Vilma, NFLPA take bounty matter back to court
The union said Goodell violated those standards by talking publicly about the players’ alleged wrongdoing before the disciplinary process began, and by failing to consider conflicting witness testimony or mischaracterizations of evidence by league investigators.
‘‘It is startling that the Commissioner has damaged the careers and reputations of the Players on such scant, contradictory and incredible sources,’’ the NFLPA said.
A three-member appeals created by the NFL’s labor agreement vacated the initial suspensions on Sept. 7 and told Goodell he needed to clarify the basis for his rulings. The panel noted that punishments should not have anything to do with cash paid out of the Saints’ pay-for-performance pool, because an arbitrator other than the commissioner is supposed to handle such salary cap violations.
The latest legal filings point out that Goodell repeatedly mentioned pay-for-performance allegations as part of the basis for the initial punishment, and that the commissioner’s decision to maintain similar suspensions highlights the lack of fairness in the process.

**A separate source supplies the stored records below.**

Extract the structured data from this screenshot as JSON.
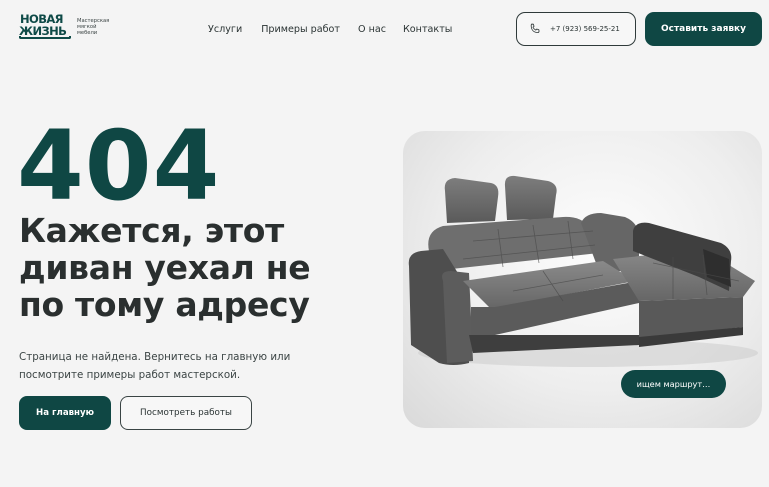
{
  "header": {
    "logo": {
      "line1": "НОВАЯ",
      "line2": "ЖИЗНЬ",
      "subtitle": [
        "Мастерская",
        "мягкой",
        "мебели"
      ]
    },
    "nav": [
      "Услуги",
      "Примеры работ",
      "О нас",
      "Контакты"
    ],
    "phone": "+7 (923) 569-25-21",
    "phone_icon": "phone-icon",
    "cta_label": "Оставить заявку"
  },
  "hero": {
    "code": "404",
    "headline": [
      "Кажется, этот",
      "диван уехал не",
      "по тому адресу"
    ],
    "description": "Страница не найдена. Вернитесь на главную или посмотрите примеры работ мастерской.",
    "primary_button": "На главную",
    "secondary_button": "Посмотреть работы",
    "image_badge": "ищем маршрут…"
  },
  "colors": {
    "brand": "#0f4744",
    "background": "#f4f4f4",
    "text": "#2a2f2f"
  }
}
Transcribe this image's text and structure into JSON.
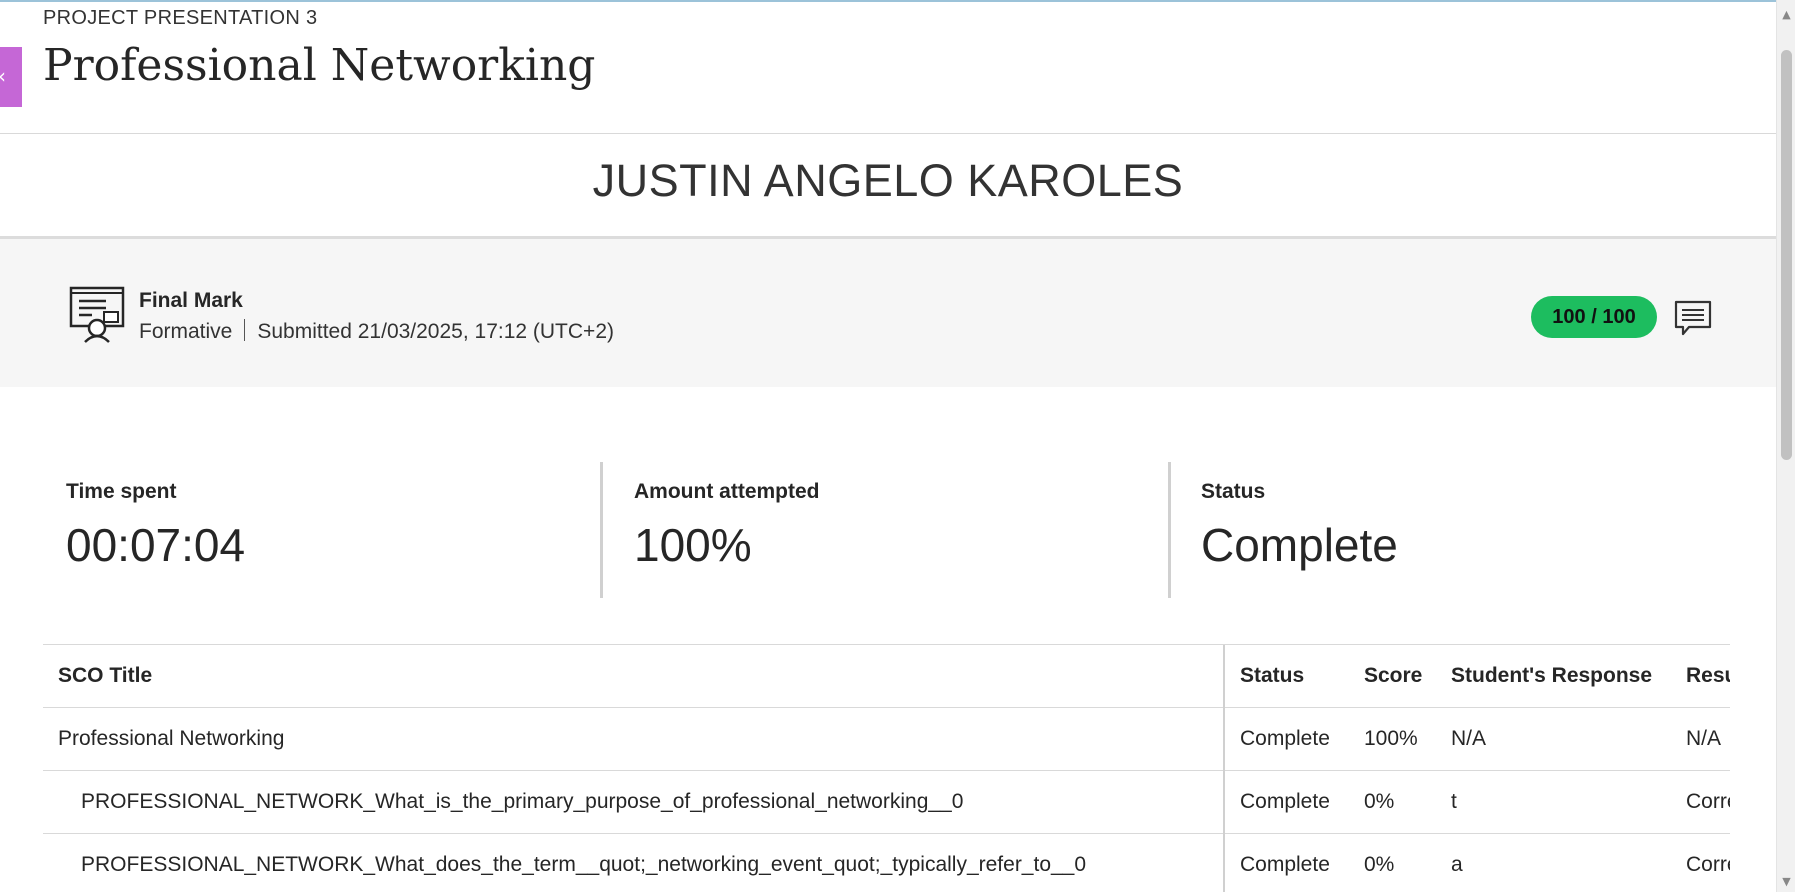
{
  "header": {
    "eyebrow": "PROJECT PRESENTATION 3",
    "title": "Professional Networking"
  },
  "student": {
    "name": "JUSTIN ANGELO KAROLES"
  },
  "final_mark": {
    "label": "Final Mark",
    "type": "Formative",
    "submitted": "Submitted 21/03/2025, 17:12 (UTC+2)",
    "score": "100 / 100",
    "score_color": "#1dbd5f",
    "icon": "certificate-icon",
    "feedback_icon": "comment-icon"
  },
  "stats": [
    {
      "label": "Time spent",
      "value": "00:07:04"
    },
    {
      "label": "Amount attempted",
      "value": "100%"
    },
    {
      "label": "Status",
      "value": "Complete"
    }
  ],
  "table": {
    "columns": [
      "SCO Title",
      "Status",
      "Score",
      "Student's Response",
      "Resu"
    ],
    "rows": [
      [
        "Professional Networking",
        "Complete",
        "100%",
        "N/A",
        "N/A"
      ],
      [
        "PROFESSIONAL_NETWORK_What_is_the_primary_purpose_of_professional_networking__0",
        "Complete",
        "0%",
        "t",
        "Corre"
      ],
      [
        "PROFESSIONAL_NETWORK_What_does_the_term__quot;_networking_event_quot;_typically_refer_to__0",
        "Complete",
        "0%",
        "a",
        "Corre"
      ]
    ]
  },
  "theme": {
    "accent_tab": "#c567d6"
  }
}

Saints coaches and players have acknowledged the existence of a pool that both fined players for penalties and offered rewards for big plays, including big, non-penalized hits that may have resulted in opposing players leaving games for a play or longer.
Goodell has stated that in their acknowledgement of the pool, the Saints have admitted they encouraged hits that were shown to have injured opponents. Regardless of intent, Goodell said, such a program is intolerable because it sends the message that hits that hurt opponents deserve a reward, and that can affect how players on team approach subsequent games.
Vilma and the NFLPA initially filed suit in July, but the matter was placed on hold when the NFL appeal panel vacated the initial player suspensions on technical grounds and the disciplinary phase started over.